## What is required
For the word "this", count the lines of the records that hold it, and give only that number.

#### Provided material ####

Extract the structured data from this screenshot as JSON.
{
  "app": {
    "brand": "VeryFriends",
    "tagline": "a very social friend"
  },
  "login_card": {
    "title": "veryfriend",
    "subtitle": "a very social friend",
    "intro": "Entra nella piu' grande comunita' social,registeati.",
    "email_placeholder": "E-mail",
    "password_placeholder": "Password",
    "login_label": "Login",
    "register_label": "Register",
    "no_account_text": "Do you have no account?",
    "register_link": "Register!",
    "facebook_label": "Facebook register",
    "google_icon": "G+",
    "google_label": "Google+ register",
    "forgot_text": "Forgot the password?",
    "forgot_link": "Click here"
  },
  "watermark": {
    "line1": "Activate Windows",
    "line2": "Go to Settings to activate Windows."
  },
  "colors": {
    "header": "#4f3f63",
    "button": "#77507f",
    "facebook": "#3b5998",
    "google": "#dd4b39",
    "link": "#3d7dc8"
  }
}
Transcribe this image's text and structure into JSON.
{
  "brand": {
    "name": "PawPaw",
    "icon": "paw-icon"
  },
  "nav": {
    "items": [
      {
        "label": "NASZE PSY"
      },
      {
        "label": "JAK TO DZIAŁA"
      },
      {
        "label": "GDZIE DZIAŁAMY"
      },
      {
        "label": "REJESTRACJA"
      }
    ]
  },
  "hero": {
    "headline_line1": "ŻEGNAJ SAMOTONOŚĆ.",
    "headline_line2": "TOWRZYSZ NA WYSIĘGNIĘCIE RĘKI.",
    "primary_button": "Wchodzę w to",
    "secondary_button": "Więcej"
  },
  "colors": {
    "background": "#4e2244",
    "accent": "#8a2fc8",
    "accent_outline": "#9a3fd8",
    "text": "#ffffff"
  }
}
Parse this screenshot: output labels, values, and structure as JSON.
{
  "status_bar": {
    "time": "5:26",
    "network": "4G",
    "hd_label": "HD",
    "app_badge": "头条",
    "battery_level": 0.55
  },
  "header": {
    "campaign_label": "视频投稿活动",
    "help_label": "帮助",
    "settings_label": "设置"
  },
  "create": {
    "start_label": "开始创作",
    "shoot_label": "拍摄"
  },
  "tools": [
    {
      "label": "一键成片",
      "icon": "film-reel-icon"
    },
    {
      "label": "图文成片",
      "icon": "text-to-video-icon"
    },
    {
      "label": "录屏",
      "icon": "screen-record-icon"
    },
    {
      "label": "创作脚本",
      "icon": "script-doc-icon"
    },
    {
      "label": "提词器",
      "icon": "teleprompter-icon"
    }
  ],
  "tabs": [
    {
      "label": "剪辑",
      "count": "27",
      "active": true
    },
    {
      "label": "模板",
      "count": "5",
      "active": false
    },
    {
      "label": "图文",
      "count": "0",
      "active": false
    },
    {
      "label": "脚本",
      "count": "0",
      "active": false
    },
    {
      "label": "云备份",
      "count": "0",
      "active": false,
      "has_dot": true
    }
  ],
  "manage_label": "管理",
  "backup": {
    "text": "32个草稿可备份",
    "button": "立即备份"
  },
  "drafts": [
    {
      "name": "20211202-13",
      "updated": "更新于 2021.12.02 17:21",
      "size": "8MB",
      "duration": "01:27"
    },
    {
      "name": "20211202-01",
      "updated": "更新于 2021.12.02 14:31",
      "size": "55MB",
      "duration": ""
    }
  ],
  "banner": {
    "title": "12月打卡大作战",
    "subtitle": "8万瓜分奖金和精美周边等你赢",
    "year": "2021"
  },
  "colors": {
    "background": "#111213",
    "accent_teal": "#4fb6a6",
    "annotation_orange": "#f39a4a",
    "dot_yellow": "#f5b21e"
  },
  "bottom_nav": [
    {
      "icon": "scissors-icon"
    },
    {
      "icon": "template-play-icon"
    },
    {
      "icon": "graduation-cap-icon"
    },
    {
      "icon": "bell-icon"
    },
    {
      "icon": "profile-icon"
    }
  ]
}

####

## Answer section
3